Metazoan signalling networks are complex, with extensive crosstalk between pathways. It is unclear what pressures drove the evolution of this architecture. We explore the hypothesis that crosstalk allows different cell types, each expressing a specific subset of signalling proteins, to activate different outputs when faced with the same inputs, responding differently to the same environment. We find that the pressure to generate diversity leads to the evolution of networks with extensive crosstalk. Using available data, we find that human tissues exhibit higher levels of diversity between cell types than networks with random expression patterns or networks with no crosstalk. We also find that crosstalk and differential expression can influence drug activity: no protein has the same impact on two tissues when inhibited.
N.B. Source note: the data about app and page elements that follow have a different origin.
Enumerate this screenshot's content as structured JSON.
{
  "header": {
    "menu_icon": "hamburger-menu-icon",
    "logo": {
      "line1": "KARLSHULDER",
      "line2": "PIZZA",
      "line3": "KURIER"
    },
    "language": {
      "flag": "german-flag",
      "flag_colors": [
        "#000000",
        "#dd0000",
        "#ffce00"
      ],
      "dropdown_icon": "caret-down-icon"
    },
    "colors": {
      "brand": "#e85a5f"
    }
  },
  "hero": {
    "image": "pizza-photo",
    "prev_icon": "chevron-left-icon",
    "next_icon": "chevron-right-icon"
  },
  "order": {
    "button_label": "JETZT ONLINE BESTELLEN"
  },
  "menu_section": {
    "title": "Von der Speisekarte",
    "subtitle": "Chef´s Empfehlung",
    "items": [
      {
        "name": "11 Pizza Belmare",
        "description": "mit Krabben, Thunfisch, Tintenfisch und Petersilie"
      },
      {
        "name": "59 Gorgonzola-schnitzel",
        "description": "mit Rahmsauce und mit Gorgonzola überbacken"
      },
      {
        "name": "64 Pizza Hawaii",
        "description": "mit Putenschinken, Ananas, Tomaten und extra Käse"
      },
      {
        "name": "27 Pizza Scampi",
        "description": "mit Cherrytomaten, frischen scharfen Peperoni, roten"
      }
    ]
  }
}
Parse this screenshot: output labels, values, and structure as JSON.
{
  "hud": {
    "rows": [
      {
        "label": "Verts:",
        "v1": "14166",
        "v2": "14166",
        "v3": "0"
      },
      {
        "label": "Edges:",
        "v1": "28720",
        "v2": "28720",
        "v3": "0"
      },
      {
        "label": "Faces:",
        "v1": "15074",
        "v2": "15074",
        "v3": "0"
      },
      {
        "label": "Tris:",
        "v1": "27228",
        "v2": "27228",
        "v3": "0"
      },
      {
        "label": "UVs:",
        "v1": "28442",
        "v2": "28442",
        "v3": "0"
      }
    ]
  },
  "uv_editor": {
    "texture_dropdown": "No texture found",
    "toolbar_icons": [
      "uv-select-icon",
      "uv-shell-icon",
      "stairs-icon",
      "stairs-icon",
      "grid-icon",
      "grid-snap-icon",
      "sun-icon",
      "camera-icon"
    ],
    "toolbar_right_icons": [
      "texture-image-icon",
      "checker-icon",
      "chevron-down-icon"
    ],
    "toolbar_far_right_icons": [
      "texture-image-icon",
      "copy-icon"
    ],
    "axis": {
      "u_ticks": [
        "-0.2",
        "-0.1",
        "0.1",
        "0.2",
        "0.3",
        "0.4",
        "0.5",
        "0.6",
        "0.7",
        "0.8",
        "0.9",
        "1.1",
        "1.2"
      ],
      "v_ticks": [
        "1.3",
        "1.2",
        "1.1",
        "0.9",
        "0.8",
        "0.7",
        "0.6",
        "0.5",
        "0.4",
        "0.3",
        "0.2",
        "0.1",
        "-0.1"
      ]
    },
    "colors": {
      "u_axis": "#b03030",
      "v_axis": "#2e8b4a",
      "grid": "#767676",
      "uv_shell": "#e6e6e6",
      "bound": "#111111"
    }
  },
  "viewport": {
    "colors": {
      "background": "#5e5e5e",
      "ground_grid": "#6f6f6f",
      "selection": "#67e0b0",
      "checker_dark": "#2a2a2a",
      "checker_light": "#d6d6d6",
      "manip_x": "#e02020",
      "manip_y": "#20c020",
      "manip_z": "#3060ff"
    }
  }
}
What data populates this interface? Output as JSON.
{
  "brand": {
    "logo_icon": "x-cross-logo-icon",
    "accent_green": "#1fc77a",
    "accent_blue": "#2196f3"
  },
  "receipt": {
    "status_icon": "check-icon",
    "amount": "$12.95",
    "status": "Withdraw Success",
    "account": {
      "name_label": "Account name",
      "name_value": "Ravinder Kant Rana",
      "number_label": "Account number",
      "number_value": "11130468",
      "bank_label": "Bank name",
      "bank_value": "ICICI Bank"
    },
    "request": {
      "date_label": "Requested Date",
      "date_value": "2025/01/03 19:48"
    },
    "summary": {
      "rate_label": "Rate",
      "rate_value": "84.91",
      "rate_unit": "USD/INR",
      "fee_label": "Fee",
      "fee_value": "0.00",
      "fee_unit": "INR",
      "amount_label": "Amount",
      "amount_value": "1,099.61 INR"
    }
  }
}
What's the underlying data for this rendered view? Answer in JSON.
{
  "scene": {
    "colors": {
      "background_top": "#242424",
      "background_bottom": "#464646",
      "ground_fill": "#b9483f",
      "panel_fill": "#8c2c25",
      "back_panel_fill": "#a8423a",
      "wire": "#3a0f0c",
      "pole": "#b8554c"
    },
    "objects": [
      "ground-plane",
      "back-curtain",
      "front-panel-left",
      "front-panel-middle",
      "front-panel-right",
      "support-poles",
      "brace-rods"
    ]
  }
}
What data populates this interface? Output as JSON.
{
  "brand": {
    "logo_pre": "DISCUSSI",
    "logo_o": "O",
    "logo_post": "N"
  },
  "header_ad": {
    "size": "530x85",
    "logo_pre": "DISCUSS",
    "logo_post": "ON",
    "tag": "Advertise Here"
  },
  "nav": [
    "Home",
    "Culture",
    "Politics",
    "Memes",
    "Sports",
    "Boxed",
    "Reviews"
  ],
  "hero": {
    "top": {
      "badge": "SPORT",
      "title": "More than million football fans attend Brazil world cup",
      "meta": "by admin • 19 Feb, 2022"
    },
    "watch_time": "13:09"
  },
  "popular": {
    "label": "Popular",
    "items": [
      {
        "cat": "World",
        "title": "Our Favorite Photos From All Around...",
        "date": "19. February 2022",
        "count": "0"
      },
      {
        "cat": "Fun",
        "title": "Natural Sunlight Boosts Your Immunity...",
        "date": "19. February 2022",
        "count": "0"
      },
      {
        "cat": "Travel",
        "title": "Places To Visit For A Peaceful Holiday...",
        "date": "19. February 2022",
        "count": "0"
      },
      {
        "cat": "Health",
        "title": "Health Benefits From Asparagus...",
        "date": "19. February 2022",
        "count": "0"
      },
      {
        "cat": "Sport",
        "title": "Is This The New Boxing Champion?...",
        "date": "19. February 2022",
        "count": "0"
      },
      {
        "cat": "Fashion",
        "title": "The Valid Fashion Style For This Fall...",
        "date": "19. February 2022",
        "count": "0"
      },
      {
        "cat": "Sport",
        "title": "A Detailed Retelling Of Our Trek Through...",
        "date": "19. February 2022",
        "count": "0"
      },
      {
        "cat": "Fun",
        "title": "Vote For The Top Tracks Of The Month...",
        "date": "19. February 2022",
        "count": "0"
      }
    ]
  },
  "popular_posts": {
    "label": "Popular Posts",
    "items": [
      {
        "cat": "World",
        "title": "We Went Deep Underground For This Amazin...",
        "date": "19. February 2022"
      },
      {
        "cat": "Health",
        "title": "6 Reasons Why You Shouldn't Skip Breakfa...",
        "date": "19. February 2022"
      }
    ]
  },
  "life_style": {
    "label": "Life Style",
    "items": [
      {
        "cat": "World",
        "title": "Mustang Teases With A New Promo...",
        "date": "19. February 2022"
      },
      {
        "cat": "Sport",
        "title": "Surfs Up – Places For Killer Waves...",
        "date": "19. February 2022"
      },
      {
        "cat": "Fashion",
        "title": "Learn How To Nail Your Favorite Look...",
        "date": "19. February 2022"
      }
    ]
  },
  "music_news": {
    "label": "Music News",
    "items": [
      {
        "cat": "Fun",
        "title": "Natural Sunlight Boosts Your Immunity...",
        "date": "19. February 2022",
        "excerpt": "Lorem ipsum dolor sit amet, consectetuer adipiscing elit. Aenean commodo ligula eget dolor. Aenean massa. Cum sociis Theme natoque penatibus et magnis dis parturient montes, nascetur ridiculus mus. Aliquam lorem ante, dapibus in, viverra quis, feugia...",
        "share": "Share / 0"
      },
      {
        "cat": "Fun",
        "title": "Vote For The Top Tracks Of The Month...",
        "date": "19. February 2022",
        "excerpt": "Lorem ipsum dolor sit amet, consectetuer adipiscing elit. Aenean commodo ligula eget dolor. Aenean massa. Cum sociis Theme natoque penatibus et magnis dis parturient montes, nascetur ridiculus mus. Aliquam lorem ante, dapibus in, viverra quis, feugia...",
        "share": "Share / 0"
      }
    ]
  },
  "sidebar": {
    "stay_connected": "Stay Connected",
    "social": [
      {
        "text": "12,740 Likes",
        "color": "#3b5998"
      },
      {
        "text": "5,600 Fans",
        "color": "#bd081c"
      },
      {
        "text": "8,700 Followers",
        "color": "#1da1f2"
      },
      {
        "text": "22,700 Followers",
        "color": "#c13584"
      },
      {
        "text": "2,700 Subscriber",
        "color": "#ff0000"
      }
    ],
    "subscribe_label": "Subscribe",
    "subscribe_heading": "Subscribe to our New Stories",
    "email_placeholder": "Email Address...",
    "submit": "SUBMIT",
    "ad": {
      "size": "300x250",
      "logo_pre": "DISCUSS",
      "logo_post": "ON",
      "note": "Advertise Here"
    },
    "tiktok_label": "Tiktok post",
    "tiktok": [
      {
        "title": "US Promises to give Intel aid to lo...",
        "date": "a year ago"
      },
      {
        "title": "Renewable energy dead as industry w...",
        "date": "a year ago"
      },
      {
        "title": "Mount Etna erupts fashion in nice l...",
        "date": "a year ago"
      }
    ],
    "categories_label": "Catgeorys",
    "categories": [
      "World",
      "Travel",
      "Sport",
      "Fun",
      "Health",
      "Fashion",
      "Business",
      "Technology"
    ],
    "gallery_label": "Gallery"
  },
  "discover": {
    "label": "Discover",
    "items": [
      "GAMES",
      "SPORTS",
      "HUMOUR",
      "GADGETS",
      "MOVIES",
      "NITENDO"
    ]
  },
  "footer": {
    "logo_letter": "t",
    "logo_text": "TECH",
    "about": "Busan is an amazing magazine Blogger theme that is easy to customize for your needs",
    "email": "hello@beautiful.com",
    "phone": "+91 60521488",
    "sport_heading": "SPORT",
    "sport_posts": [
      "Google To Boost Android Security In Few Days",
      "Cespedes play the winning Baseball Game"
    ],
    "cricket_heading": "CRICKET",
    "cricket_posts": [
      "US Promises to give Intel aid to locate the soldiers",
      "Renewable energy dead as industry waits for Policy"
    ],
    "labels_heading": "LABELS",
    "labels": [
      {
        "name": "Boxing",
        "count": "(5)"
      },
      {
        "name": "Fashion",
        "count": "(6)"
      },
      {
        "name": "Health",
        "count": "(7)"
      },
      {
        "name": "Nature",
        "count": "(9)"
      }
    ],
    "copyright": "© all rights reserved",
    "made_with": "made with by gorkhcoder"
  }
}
In addition to providing a possible explanation for the evolution of crosstalk, our work indicates that consideration of cellular context will likely be crucial for targeting signalling networks.
Rowland, M. A., Greenbaum, J. M., Deeds, E. J., (2017), Crosstalk and the evolvability of intracellular communication, Nature Research, https://doi.org/10.1038/ncomms16009